> **YOUR INSTRUCTIONS**: Below are records to repeat exactly; copy them without the pictures.

[DATA RECORDS Boundary: Start]

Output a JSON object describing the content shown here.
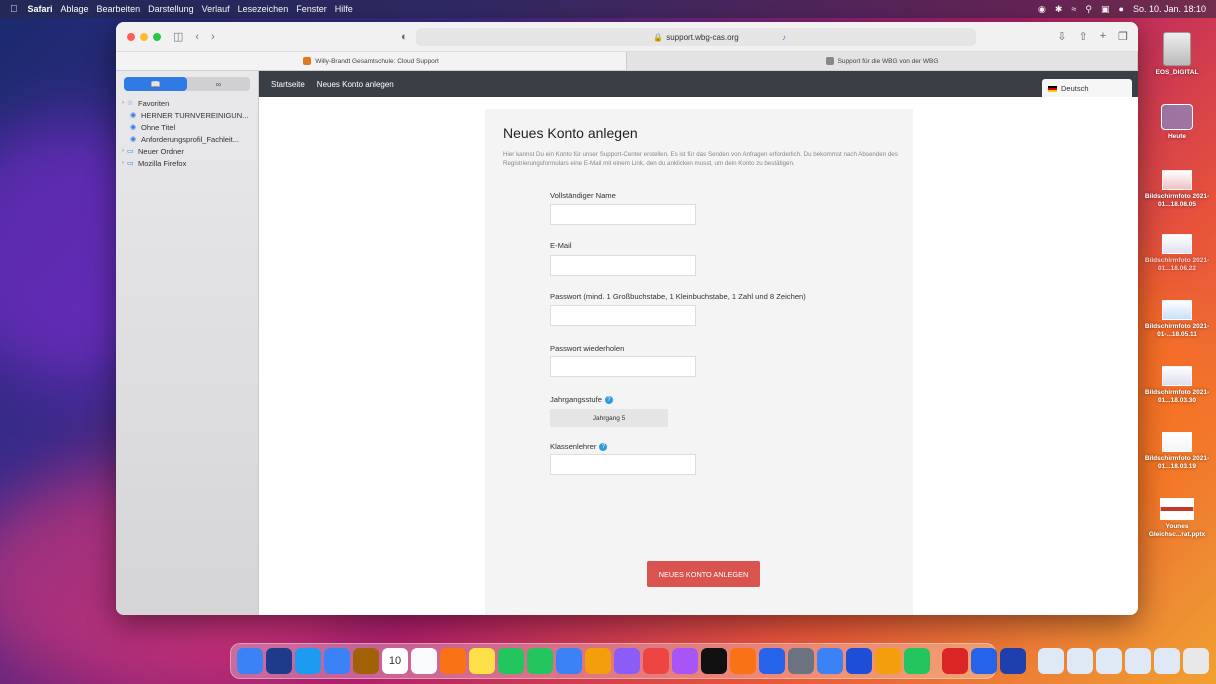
{
  "menubar": {
    "items": [
      "Safari",
      "Ablage",
      "Bearbeiten",
      "Darstellung",
      "Verlauf",
      "Lesezeichen",
      "Fenster",
      "Hilfe"
    ],
    "clock": "So. 10. Jan. 18:10"
  },
  "browser": {
    "address": "support.wbg-cas.org",
    "tabs": [
      {
        "title": "Willy-Brandt Gesamtschule: Cloud Support"
      },
      {
        "title": "Support für die WBG von der WBG"
      }
    ]
  },
  "sidebar": {
    "items": [
      {
        "label": "Favoriten",
        "icon": "star-icon"
      },
      {
        "label": "HERNER TURNVEREINIGUN...",
        "icon": "globe-icon"
      },
      {
        "label": "Ohne Titel",
        "icon": "globe-icon"
      },
      {
        "label": "Anforderungsprofil_Fachleit...",
        "icon": "globe-icon"
      },
      {
        "label": "Neuer Ordner",
        "icon": "folder-icon"
      },
      {
        "label": "Mozilla Firefox",
        "icon": "folder-icon"
      }
    ]
  },
  "site": {
    "nav": [
      "Startseite",
      "Neues Konto anlegen"
    ],
    "language": "Deutsch"
  },
  "form": {
    "title": "Neues Konto anlegen",
    "intro": "Hier kannst Du ein Konto für unser Support-Center erstellen. Es ist für das Senden von Anfragen erforderlich. Du bekommst nach Absenden des Registrierungsformulars eine E-Mail mit einem Link, den du anklicken musst, um dein Konto zu bestätigen.",
    "fields": {
      "name_label": "Vollständiger Name",
      "email_label": "E-Mail",
      "password_label": "Passwort (mind. 1 Großbuchstabe, 1 Kleinbuchstabe, 1 Zahl und 8 Zeichen)",
      "password_repeat_label": "Passwort wiederholen",
      "grade_label": "Jahrgangsstufe",
      "grade_value": "Jahrgang 5",
      "teacher_label": "Klassenlehrer"
    },
    "submit_label": "NEUES KONTO ANLEGEN"
  },
  "desktop": {
    "items": [
      {
        "label": "EOS_DIGITAL"
      },
      {
        "label": "Heute"
      },
      {
        "label": "Bildschirmfoto 2021-01...18.08.05"
      },
      {
        "label": "Bildschirmfoto 2021-01...18.06.22"
      },
      {
        "label": "Bildschirmfoto 2021-01-...18.05.11"
      },
      {
        "label": "Bildschirmfoto 2021-01...18.03.30"
      },
      {
        "label": "Bildschirmfoto 2021-01...18.03.19"
      },
      {
        "label": "Younes Gleichsc...rat.pptx"
      }
    ]
  },
  "dock": {
    "calendar_day": "10",
    "colors": [
      "#3b82f6",
      "#1e3a8a",
      "#1d9bf0",
      "#3b82f6",
      "#a16207",
      "#ffffff",
      "#f8fafc",
      "#f97316",
      "#fde047",
      "#22c55e",
      "#22c55e",
      "#3b82f6",
      "#f59e0b",
      "#8b5cf6",
      "#ef4444",
      "#a855f7",
      "#111111",
      "#f97316",
      "#2563eb",
      "#6b7280",
      "#3b82f6",
      "#1d4ed8",
      "#f59e0b",
      "#22c55e",
      "#dc2626",
      "#2563eb",
      "#1e40af"
    ]
  }
}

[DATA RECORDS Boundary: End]

> **WRITTEN RESPONSE**:
Output a JSON object describing the content shown here.
{
  "menubar": {
    "items": [
      "Safari",
      "Ablage",
      "Bearbeiten",
      "Darstellung",
      "Verlauf",
      "Lesezeichen",
      "Fenster",
      "Hilfe"
    ],
    "clock": "So. 10. Jan. 18:10"
  },
  "browser": {
    "address": "support.wbg-cas.org",
    "tabs": [
      {
        "title": "Willy-Brandt Gesamtschule: Cloud Support"
      },
      {
        "title": "Support für die WBG von der WBG"
      }
    ]
  },
  "sidebar": {
    "items": [
      {
        "label": "Favoriten",
        "icon": "star-icon"
      },
      {
        "label": "HERNER TURNVEREINIGUN...",
        "icon": "globe-icon"
      },
      {
        "label": "Ohne Titel",
        "icon": "globe-icon"
      },
      {
        "label": "Anforderungsprofil_Fachleit...",
        "icon": "globe-icon"
      },
      {
        "label": "Neuer Ordner",
        "icon": "folder-icon"
      },
      {
        "label": "Mozilla Firefox",
        "icon": "folder-icon"
      }
    ]
  },
  "site": {
    "nav": [
      "Startseite",
      "Neues Konto anlegen"
    ],
    "language": "Deutsch"
  },
  "form": {
    "title": "Neues Konto anlegen",
    "intro": "Hier kannst Du ein Konto für unser Support-Center erstellen. Es ist für das Senden von Anfragen erforderlich. Du bekommst nach Absenden des Registrierungsformulars eine E-Mail mit einem Link, den du anklicken musst, um dein Konto zu bestätigen.",
    "fields": {
      "name_label": "Vollständiger Name",
      "email_label": "E-Mail",
      "password_label": "Passwort (mind. 1 Großbuchstabe, 1 Kleinbuchstabe, 1 Zahl und 8 Zeichen)",
      "password_repeat_label": "Passwort wiederholen",
      "grade_label": "Jahrgangsstufe",
      "grade_value": "Jahrgang 5",
      "teacher_label": "Klassenlehrer"
    },
    "submit_label": "NEUES KONTO ANLEGEN"
  },
  "desktop": {
    "items": [
      {
        "label": "EOS_DIGITAL"
      },
      {
        "label": "Heute"
      },
      {
        "label": "Bildschirmfoto 2021-01...18.08.05"
      },
      {
        "label": "Bildschirmfoto 2021-01...18.06.22"
      },
      {
        "label": "Bildschirmfoto 2021-01-...18.05.11"
      },
      {
        "label": "Bildschirmfoto 2021-01...18.03.30"
      },
      {
        "label": "Bildschirmfoto 2021-01...18.03.19"
      },
      {
        "label": "Younes Gleichsc...rat.pptx"
      }
    ]
  },
  "dock": {
    "calendar_day": "10",
    "colors": [
      "#3b82f6",
      "#1e3a8a",
      "#1d9bf0",
      "#3b82f6",
      "#a16207",
      "#ffffff",
      "#f8fafc",
      "#f97316",
      "#fde047",
      "#22c55e",
      "#22c55e",
      "#3b82f6",
      "#f59e0b",
      "#8b5cf6",
      "#ef4444",
      "#a855f7",
      "#111111",
      "#f97316",
      "#2563eb",
      "#6b7280",
      "#3b82f6",
      "#1d4ed8",
      "#f59e0b",
      "#22c55e",
      "#dc2626",
      "#2563eb",
      "#1e40af"
    ]
  }
}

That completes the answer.